Whilst we are already aware of the physical benefits of exercising thanks to personal experience and health experts who encourage us to get off the coach and work out, there are many mental health benefits too.

How exercise can minimise the anxiety symptoms and give us some rest-bite


Exercise during anxiety can act as a kind of therapy. I know that when I experienced high anxiety I would feel a lot better when I went for a brisk walk. Walking is probably the best form of exercise one can do during anxiety because it’s not strenuous and it still has many health benefits.

When we exercise, our brains release ‘feel good’ chemicals. But what actually happens? During research I stumbled upon an article which mentioned how we feel happier when exercising. Below is an excerpt:

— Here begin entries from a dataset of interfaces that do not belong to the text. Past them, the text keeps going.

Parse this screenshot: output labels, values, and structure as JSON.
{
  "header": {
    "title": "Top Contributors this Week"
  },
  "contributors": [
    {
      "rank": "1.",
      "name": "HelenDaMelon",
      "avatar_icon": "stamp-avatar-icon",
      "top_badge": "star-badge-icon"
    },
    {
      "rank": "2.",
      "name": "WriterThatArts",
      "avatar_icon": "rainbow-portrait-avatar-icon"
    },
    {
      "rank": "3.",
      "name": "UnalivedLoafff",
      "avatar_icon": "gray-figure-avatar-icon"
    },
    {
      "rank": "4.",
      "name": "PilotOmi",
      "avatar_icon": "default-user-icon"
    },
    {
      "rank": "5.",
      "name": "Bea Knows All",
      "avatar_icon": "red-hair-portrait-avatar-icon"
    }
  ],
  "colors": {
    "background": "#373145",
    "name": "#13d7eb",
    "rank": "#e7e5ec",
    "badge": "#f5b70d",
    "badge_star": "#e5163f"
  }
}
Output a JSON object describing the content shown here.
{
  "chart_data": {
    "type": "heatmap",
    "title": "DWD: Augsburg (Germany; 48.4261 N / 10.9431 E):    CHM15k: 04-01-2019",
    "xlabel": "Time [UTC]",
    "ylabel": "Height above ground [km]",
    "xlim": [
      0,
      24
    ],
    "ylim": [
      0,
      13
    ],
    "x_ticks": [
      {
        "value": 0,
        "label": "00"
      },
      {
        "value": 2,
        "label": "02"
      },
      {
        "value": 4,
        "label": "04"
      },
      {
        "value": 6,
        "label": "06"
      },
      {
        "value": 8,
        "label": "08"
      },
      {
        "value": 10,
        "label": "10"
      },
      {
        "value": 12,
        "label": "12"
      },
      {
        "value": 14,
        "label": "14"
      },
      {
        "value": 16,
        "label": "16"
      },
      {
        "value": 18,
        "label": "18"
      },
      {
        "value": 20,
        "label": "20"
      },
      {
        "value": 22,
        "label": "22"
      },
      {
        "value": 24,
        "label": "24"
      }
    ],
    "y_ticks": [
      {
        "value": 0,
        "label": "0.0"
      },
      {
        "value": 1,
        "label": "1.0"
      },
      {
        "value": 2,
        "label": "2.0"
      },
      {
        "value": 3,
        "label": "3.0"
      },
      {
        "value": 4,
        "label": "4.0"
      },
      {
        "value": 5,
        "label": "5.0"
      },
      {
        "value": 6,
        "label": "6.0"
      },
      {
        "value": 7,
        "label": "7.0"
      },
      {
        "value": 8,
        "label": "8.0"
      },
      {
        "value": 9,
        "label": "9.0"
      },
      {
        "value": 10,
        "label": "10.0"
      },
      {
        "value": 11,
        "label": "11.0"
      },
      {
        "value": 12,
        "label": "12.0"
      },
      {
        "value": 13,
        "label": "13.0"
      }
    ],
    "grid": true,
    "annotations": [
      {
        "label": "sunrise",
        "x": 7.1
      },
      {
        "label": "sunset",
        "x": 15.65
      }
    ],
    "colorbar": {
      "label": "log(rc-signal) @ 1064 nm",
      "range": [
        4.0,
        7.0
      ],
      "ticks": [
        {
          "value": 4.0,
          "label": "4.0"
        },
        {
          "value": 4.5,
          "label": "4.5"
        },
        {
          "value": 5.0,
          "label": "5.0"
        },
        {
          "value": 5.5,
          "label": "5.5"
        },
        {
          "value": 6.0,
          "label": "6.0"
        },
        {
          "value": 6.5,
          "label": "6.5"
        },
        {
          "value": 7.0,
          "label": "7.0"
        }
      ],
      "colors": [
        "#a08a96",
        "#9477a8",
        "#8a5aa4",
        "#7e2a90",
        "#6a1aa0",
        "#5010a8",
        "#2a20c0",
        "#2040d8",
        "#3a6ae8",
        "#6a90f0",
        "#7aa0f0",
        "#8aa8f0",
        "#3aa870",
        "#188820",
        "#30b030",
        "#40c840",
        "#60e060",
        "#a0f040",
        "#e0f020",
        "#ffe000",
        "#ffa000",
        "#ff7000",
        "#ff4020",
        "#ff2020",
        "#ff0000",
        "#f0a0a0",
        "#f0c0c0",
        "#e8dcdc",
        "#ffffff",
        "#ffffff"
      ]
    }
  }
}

“If you start exercising, your brain recognizes this as a moment of stress. As your heart pressure increases, the brain thinks you are either fighting the enemy or fleeing from it. To protect yourself and your brain from stress, you release a protein called BDNF (Brain-Derived Neurotrophic Factor). This BDNF has a protective and also reparative element to your memory neurons and acts as a reset switch. That’s why we often feel so at ease and things are clear after exercising and eventually happy. At the same time, endorphins, another chemical to fight stress, is released in your brain.”

So it makes sense as to why exercise is known to be a great stress reliever and thus helps to eliminate anxiety symptoms.

Extra information – If you would like to learn the Science behind the fear disorder anxiety and why we still experience it even when a threatening situation has passed then read what I’ve written below.

The Science behind Anxiety


You see anxiety is a disorder of the emotion of fear. My anxiety recovery mentor Charles Linden likens anxiety to fear diarrhoea. Normal bowel movement is order whilst diarrhoea is disorder. In the same way that fear is order whilst anxiety is disorder.

Fear is a normal emotional response which is activated whenever we come into contact with something dangerous in our external worlds. Anxiety happens when the emotion of fear has been maladjusted at a higher inappropriate, disorderly level.

Fear is actually a physical thing.

Our senses detect something potentially threatening to us in the environment, the senses gather the data back to the subconscious mind which then determines whether this is a threat or not. If it is deemed threatening, the subconscious mind will release adrenaline into the bloodstream which allows us to either fight or run from the danger.

We keep the fear alive by giving our power away to the thoughts and sensations of the normal fear response


When a threat in our environment has passed, all of the unpleasant but completely harmless sensations and thoughts subside and we return back to emotional balance. There will probably be some leftover adrenaline for a little while but this will also settle back down into balance.

As an example, we are driving along the road and we see a dear ahead, our senses send back this information to the subconscious mind and the subconscious perceives this as a danger. We see the dear, we respond with fear, adrenaline is released into the bloodstream preparing us to  either fight or flee from the perceived danger. In this case there is nothing to fight so will be try and avoid crashing and killing the dear.

In this situation I don’t think there would be enough time to think about what to do or how to respond because it is happening so quickly. More than likely our instincts will kick in and we’ll do all we can to avoid hitting the dear.

So after we deal with the scary situation, we slowly after about a minute or so calm back down again. That unpleasant and possibly life-ending situation has passed so there is no reason to feel threatened. Once the subconscious mind gathers this data, then we naturally reset back to order and balance.

But… Why is it that sometimes long after the threat has gone we still experience fear?

Well like I mentioned earlier, we no longer experience the true emotion of fear, we experience the disorder of fear – anxiety. This is when we know if it has become a part of our mental state. If there is a threat in our immediate environment then we know it is completely appropriate to respond with fear. If there is no immediate threat and we are safe, then we know that it isn’t appropriate to respond with fear.

This is when our mind takes over and starts coming up with worst case scenarios and stresses us out. It’s our over-active imagination at work.

We consciously make a decision that the thoughts and sensations of anxiety are harmful to us so this perpetuates the anxiety. We are experiencing the normal fight or flight response inappropriately because we are consciously fearing how we feel.

 


Where I got the information from

  • https://adaa.org/living-with-anxiety/managing-anxiety/exercise-stress-and-anxiety
  • https://www.fastcompany.com/3025957/what-happens-to-our-brains-when-we-exercise-and-how-it-makes-us-happier
  • https://www.thelindenmethod.co.uk/science